PERRY (January 28, 2011) – I’m honored to continue my service on behalf of my constituents of the 20th Senate District this session. Our state continues to face a number of challenges as it recovers from the worst economic recession in generations, but I look forward to working with my colleagues in the legislature to find solutions to Georgia’s toughest issues.
One of the most important tools to putting Georgia on a path to economic success is to balance the state budget. This is the legislature’s sole constitutional responsibility and ensures that we do not spend more than we take in, unlike the federal government that has run up trillions of dollars in debt. Georgia faces an almost $2 billion budget hole, which will require us to make difficult cuts to important areas of state government. Governor Nathan Deal has recommended that the state operate on an $18.2 billion budget for the remainder of the 2011 Fiscal Year. This latest budget reduction means the state would be spending $3.6 billion less than in 2009. Our priority is to ensure that government lives within its means, while protecting core state programs and services.

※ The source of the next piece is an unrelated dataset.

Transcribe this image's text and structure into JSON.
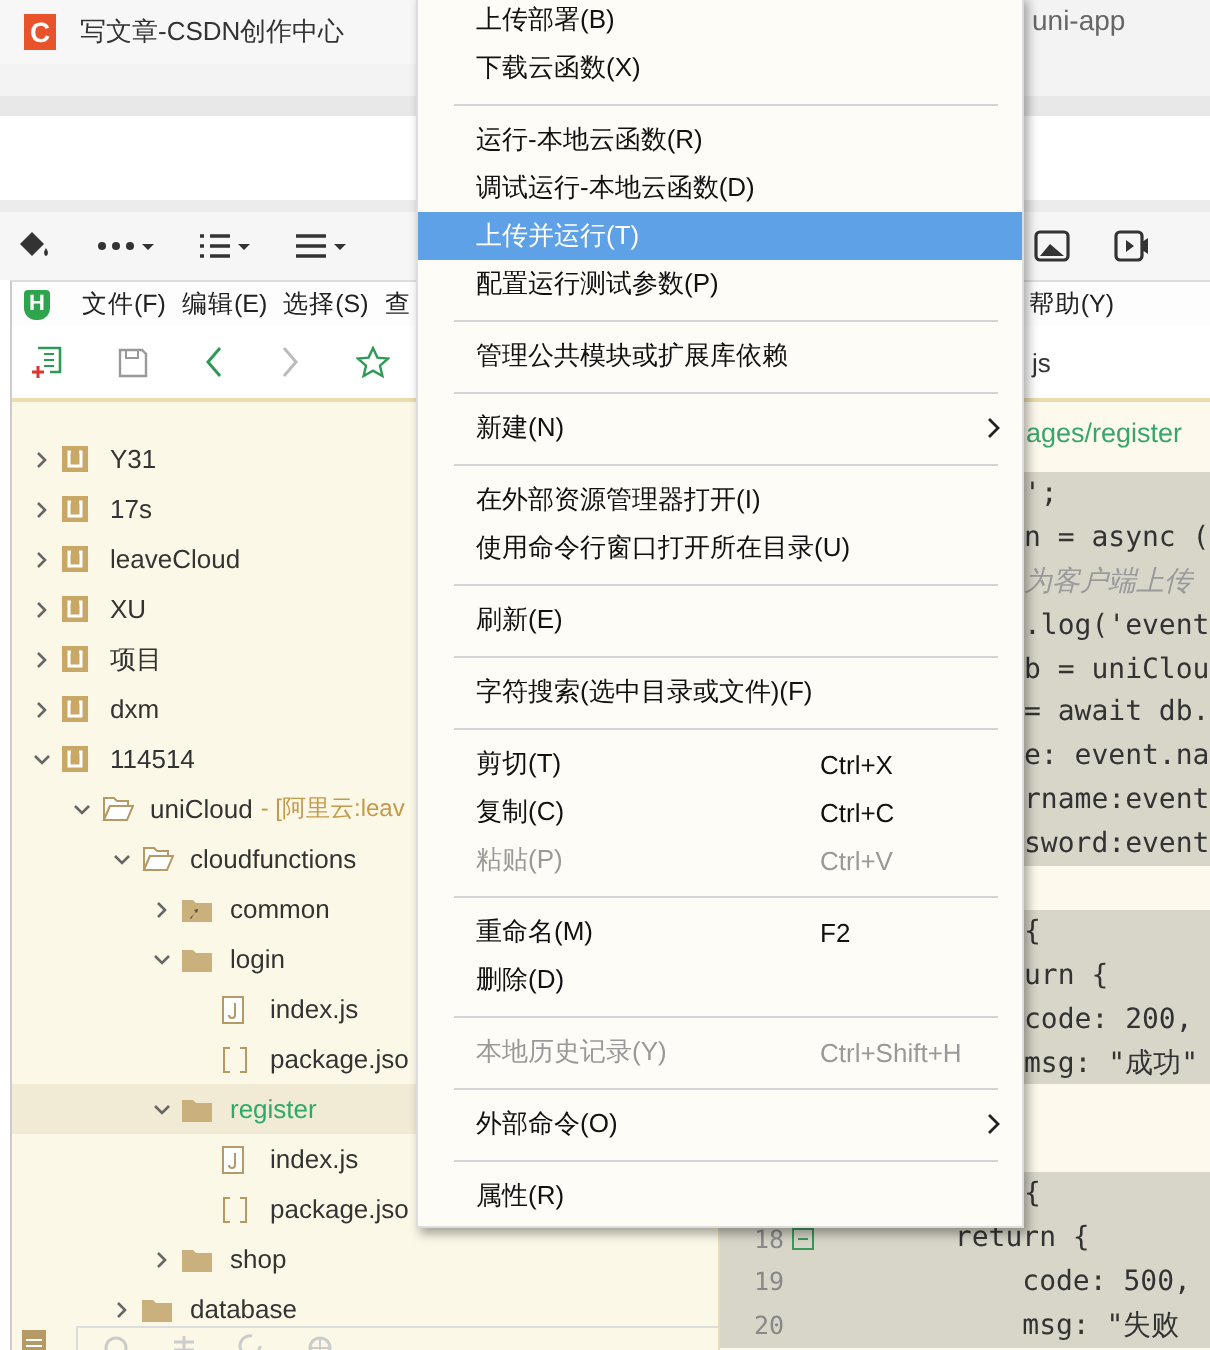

I’m excited to once again serve as chairman of the Senate Natural Resources Committee for the 2011-2012 legislative term. Last year, we passed the most sweeping water conservation bill in Georgia’s history, putting us on a path to maintaining sustainable water resources. The governor recently announced his plan for a water supply program, which will require GEFA to convene a Water Supply Program Task Force that will bring together stakeholders from various state agencies to provide expert guidance in program development. Governor Deal is also recommending that we allocate $300 million spread over the next four years for reservoir creation and expansion.
The Department of Natural Resources board recently made an important vote in the future of interbasin transfers. In keeping with the Statewide Water Plan, the board voted to amend the rule regulating interbasin transfers to protect opportunities for reasonable water use and manage impacts on water resources. Interbasin transfers are currently in place to address water supply and water quality needs in some parts of the state and can be an important tool for meeting future water needs. However, these transfers can have negative impacts on water resources in certain areas, and these regulations ensure that any adverse affects are considered before beginning a transfer. This new rule strikes a good balance between maintaining flexibility while ensuring conservation is taken into account.
To kick off this year’s discussion on Georgia’s natural resources, I asked representatives from our state parks and energy innovation division to deliver an update to members of the committee. Becky Kelley, director of State Parks and Historic Sites, noted that our state parks contribute a $670 million economic impact to the state, and generate over 7,200 jobs. Like all state agencies, the parks division has had to find innovative ways of maintaining operating levels amidst budget cuts. The parks’ sustainability is greatly enhanced through the Friends of Georgia State Parks and Historic Sites, which is comprised of people who volunteer, contribute financially and seek legislative support for the parks. They are truly helping keep the park doors open.
As state funding continues to be tight this year, we must prioritize our spending. Rather than spending money to build new parks, I believe we should put money back into refurbishing our existing parks for at least the next decade. Parks across the state are badly in need of repairs, and we must start that process before we fall too far behind. Georgia’s parks are nationally recognized and play a large role in attracting new and expanding business, and we must dedicate our resources to keeping them up to date.
Georgia is making great strides in alternative energy, according to Jill Stuckey of the Energy Center of Innovation. Georgia has six Centers of Innovation, which provide unique, technology-oriented support to businesses and start-ups in energy, aerospace, agribusiness, life sciences, logistics and manufacturing. Our exceptional forestry industry gives Georgia the greatest advantage in developing biomass energy. We have more forest land any other state other than Oregon. According to Stuckey, our trees grow 38 percent faster than we use them, which give us an exceptional level of inventory. Twelve biomass-to-electricity projects have been announced in Georgia, totaling $1.8 billion in investment and 570 direct jobs.
Diversifying Georgia’s energy portfolio will be crucial to maintaining our competitive advantage in a 21st century economy. Much of our work this session will focus on creating an economic climate that encourages job growth and retention. I look forward to working with our new governor and my colleagues in the legislature to put Georgia on the path to future success.
Sen. Ross Tolleson serves as Chairman of the Natural Resources and the Environment Committee. He represents the 20th Senate District, which includes Bleckley, Dodge, Johnson, Laurens, Pulaski, and Telfair counties and parts of Houston and Wilcox counties. He may be reached at 404.656.0081 or by e-mail at firstname.lastname@example.org.
For Immediate Release:
January 28, 2011
For Information Contact:
Natalie Strong, Director
katie Wright, Communications Manager